The temple complex is just amazing and built with such a preciseness that you ask yourself how on earth the managed to build this?? Every wall, every gate has its own story. With a ground map and the explenations of the Lonely planet we walked our way through Angkor, enjoying every single moment. Arrived in one of the inner temples there were some steep stairs we had to climb so we could see a buddha statue, but unfortunaltely Natasa couldn't enter since she was wearing shorts...too short shorts (accordig to Buddhism-belief). I quickly ran up, made a little video of what I saw and came down to share :- ) Suffering from this almost unbearable heat we searched some shade to rest and read about the next temple we'd visit: Angkor Thom. Angkor Thom (or "Great City") probably doesn't mean anything to you at this point, but the ones who saw Lara Croft's "Tomb Raider" will know what this temple is all about... We got dropped off by Srel in front of the imposant entering gates, 23m high and carrying a face like the ones in Bayon. A dusty path lead us to the temple, all hidden in the jungle. It was crazy to see the trees with gigantic roots growing over the temples, some of the trees were even several hundreds years old. We wandered around. Our eyes liked what we saw.... at certain moment inside the courtyard of the main temple we saw "the" famous temple and tree out of Angelina Jolie's movie...too bad I didn't get to see her ha ha :(

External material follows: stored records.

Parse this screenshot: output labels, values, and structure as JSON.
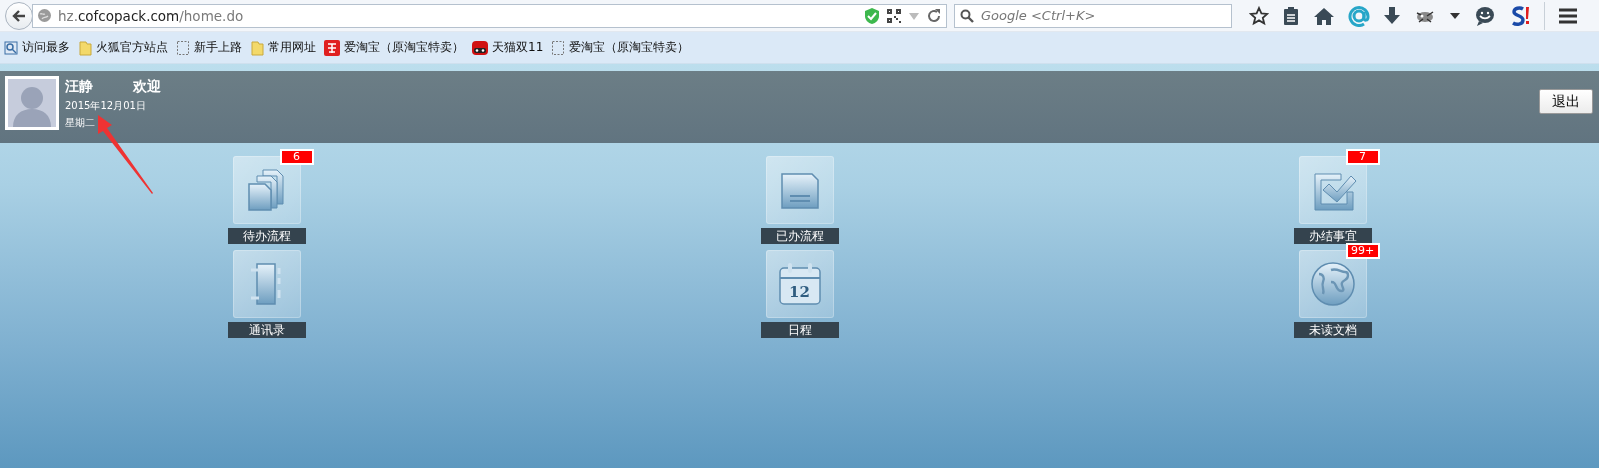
{
  "browser": {
    "url": "hz.**cofcopack.com**/home.do",
    "search_placeholder": "Google <Ctrl+K>",
    "bookmarks": [
      {
        "label": "访问最多",
        "kind": "query"
      },
      {
        "label": "火狐官方站点",
        "kind": "folder"
      },
      {
        "label": "新手上路",
        "kind": "page"
      },
      {
        "label": "常用网址",
        "kind": "folder"
      },
      {
        "label": "爱淘宝（原淘宝特卖）",
        "kind": "taobao"
      },
      {
        "label": "天猫双11",
        "kind": "tmall"
      },
      {
        "label": "爱淘宝（原淘宝特卖）",
        "kind": "page"
      }
    ]
  },
  "header": {
    "user_name": "汪静",
    "greeting": "欢迎",
    "date": "2015年12月01日",
    "weekday": "星期二",
    "logout": "退出"
  },
  "tiles": [
    {
      "label": "待办流程",
      "kind": "documents",
      "badge": "6"
    },
    {
      "label": "已办流程",
      "kind": "tray"
    },
    {
      "label": "办结事宜",
      "kind": "check",
      "badge": "7"
    },
    {
      "label": "通讯录",
      "kind": "notebook"
    },
    {
      "label": "日程",
      "kind": "calendar",
      "icon_text": "12"
    },
    {
      "label": "未读文档",
      "kind": "globe",
      "badge": "99+"
    }
  ]
}
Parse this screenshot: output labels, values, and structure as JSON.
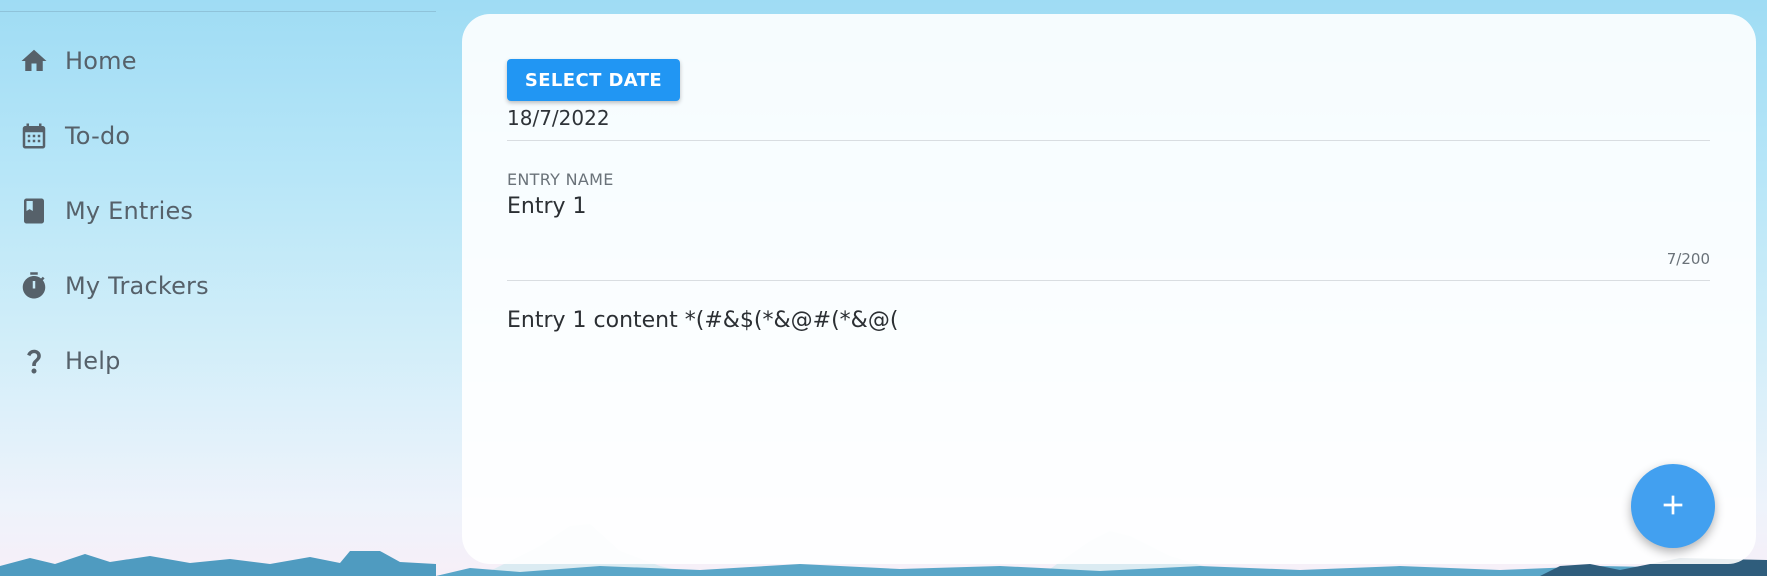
{
  "sidebar": {
    "items": [
      {
        "label": "Home",
        "icon": "home-icon"
      },
      {
        "label": "To-do",
        "icon": "calendar-icon"
      },
      {
        "label": "My Entries",
        "icon": "book-icon"
      },
      {
        "label": "My Trackers",
        "icon": "stopwatch-icon"
      },
      {
        "label": "Help",
        "icon": "help-icon"
      }
    ]
  },
  "main": {
    "select_date_label": "SELECT DATE",
    "date_value": "18/7/2022",
    "entry_name_label": "ENTRY NAME",
    "entry_name_value": "Entry 1",
    "char_counter": "7/200",
    "content_value": "Entry 1 content *(#&$(*&@#(*&@(",
    "fab_icon": "plus-icon"
  },
  "colors": {
    "accent": "#2196f3",
    "fab": "#42a0f0",
    "nav_text": "#56616a",
    "nav_icon": "#56616a"
  }
}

As it was already getting late we ask Srel to stop at some place where we could quicly have a bite
The terrace of the Elephants is part of the walled city of Angkor Thom. The terrace was used by Angkor's king Jayavarman VII as a platform from which to view his victorious returning army. It was attached to the palace of Phimeanakas of which only a few ruins remain. Most of the original structure was made of organic material and has long since disappeared. Most of what remains are the foundation platforms of the complex. The terrace is named for the carvings of elephants on its eastern face. The 350m-long Terrace of Elephants was used as a giant reviewing stand for public ceremonies and served as a base for the king's grand audience hall. It must have been pretty amazing witnessing one of those ceremonies, too bad we'll never know! A bit further lays the terrace of the Leper King. This terrace is located in the northwest corner of the Royal Square of Angkor Thom. It was built in the Bayon style under Jayavarman VII, though its modern name derives from a 15th century sculpture discovered at the site. The statue depicts the Hindu god Yama, the god of Death. He was called the Leper King because discoloration and moss growing on the original statue was reminiscent of a person with leprosy, and also because it fit in with a Cambodian legend of an Angkorian king who had leprosy
As it was already getting late we walked from the Lepper King terrace in the diraction of Bayon, the last temple for today. However, before we could reach the temple we got hit by a severe thunderstorm. As there were only ruins nearby we ran to a big tree and hoped the branches would save us from the biggest cats & dogs. We learned our lesson from the rain we had in Bokor and bought ourselves a superduper poncho...it helped a bit, but mine kinde of got ripped apart when I tried to save my backpack with my camera. The sky was not grey but black! It rained for over 30min and there we were, soaking wet! We didn't really felt capable of visiting Bayon anymore today and we just asked Srel to bring us back to the hotel. We got cold in the tuk tuk and couldn't wait to put on some dry & warmer clothes. Although the room only had cold water, it felt good to take a shower... Tired of exploring Angkor the whole day we crawled into bed... nighty night!!